YOUR ASSIGNMENT
Output every line below as it stands, dropping only the images.

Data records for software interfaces
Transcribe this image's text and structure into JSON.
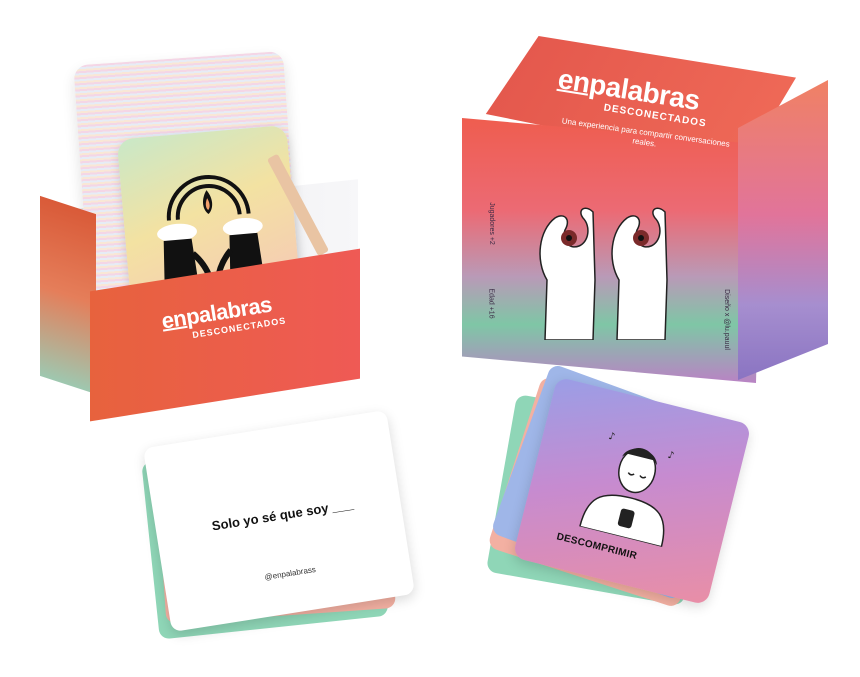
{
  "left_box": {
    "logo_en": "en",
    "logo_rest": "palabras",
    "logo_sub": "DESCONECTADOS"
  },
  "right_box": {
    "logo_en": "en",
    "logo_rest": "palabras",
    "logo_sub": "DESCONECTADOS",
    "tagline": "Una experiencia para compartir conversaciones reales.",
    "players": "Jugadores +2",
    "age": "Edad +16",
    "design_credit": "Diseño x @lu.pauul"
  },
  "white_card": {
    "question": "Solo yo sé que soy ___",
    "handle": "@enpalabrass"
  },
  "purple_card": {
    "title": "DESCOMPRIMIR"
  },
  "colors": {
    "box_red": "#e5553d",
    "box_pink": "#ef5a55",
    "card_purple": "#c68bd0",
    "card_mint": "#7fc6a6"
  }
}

RESULT OF THE TASK
Transcribe this image's text and structure into JSON.
{
  "left_box": {
    "logo_en": "en",
    "logo_rest": "palabras",
    "logo_sub": "DESCONECTADOS"
  },
  "right_box": {
    "logo_en": "en",
    "logo_rest": "palabras",
    "logo_sub": "DESCONECTADOS",
    "tagline": "Una experiencia para compartir conversaciones reales.",
    "players": "Jugadores +2",
    "age": "Edad +16",
    "design_credit": "Diseño x @lu.pauul"
  },
  "white_card": {
    "question": "Solo yo sé que soy ___",
    "handle": "@enpalabrass"
  },
  "purple_card": {
    "title": "DESCOMPRIMIR"
  },
  "colors": {
    "box_red": "#e5553d",
    "box_pink": "#ef5a55",
    "card_purple": "#c68bd0",
    "card_mint": "#7fc6a6"
  }
}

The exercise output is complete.